Published Wednesday, 09 October 2013
The report called for improvements to be made. (© Getty)
It was reported by the Regulation and Quality Improvement Authority (RQIA) that there has been a 28% increases in diagnoses in Northern Ireland since the turn of the century.
From 1991 to 2000 there was just one case a year - but in 2011 alone there were 7,661.
These included gonorrhoea and HIV, as well as 52 new episodes of infectious syphilis in the same year - 40 of them involving men having gay sex.
Meanwhile a further 82 cases of HIV came to light in 2011 - bringing the total individuals receiving care to 522 - which is the highest UK rate of increase, while prevalence is lower.
There were 336 new cases of gonorrhoea in 2011 and the number of diagnoses of uncomplicated chlamydia infection has almost doubled to 1,830.
The report said there are no specialist consultants in sexual and reproductive health in NI.
It called for a clear strategic vision for this area and outlined a need for better integration between specialists in sexual health and specialists in genitourinary medicine.
"There is a need for a clear strategic direction to be set for sexual health services and agreed standards for service delivery," explained RQIA chief executive Glen Houston.

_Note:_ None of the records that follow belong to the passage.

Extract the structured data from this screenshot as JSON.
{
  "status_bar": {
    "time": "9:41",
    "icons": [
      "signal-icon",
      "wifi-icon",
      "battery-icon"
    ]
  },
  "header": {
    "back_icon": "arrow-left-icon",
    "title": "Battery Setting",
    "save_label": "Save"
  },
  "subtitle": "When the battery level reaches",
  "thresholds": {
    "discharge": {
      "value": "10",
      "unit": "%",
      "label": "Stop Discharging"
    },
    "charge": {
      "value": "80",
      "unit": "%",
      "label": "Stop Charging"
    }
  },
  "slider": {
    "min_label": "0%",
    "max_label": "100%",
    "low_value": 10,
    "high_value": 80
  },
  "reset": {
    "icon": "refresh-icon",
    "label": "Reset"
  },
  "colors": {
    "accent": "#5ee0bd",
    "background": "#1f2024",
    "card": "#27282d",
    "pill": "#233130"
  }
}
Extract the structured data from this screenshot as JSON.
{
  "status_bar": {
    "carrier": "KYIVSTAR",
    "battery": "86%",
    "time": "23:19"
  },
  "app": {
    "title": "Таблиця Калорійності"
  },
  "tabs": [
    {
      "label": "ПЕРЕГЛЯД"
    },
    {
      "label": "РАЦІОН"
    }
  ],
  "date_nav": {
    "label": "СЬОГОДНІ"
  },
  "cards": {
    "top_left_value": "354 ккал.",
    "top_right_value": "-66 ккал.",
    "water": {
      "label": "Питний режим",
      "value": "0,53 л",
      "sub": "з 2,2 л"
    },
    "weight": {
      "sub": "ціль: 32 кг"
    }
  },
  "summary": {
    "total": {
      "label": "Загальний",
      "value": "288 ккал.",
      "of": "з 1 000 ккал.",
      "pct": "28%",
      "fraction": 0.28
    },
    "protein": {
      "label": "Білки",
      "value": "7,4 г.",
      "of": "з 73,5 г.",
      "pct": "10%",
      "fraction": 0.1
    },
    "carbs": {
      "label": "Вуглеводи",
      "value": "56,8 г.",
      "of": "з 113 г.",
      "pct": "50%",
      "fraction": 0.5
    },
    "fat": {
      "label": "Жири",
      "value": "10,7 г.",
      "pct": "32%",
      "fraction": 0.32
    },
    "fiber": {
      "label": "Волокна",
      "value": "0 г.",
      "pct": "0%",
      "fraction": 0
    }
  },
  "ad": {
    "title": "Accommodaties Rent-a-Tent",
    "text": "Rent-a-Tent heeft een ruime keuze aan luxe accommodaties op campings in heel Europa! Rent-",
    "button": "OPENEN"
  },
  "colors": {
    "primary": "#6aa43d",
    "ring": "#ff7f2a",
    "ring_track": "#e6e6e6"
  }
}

"While RQIA recognises the contribution of the sexual health improvement network established by the Public Health Agency, we recommend the development of a regional clinic network to drive improvements in outcomes for patients and service users."
© UTV News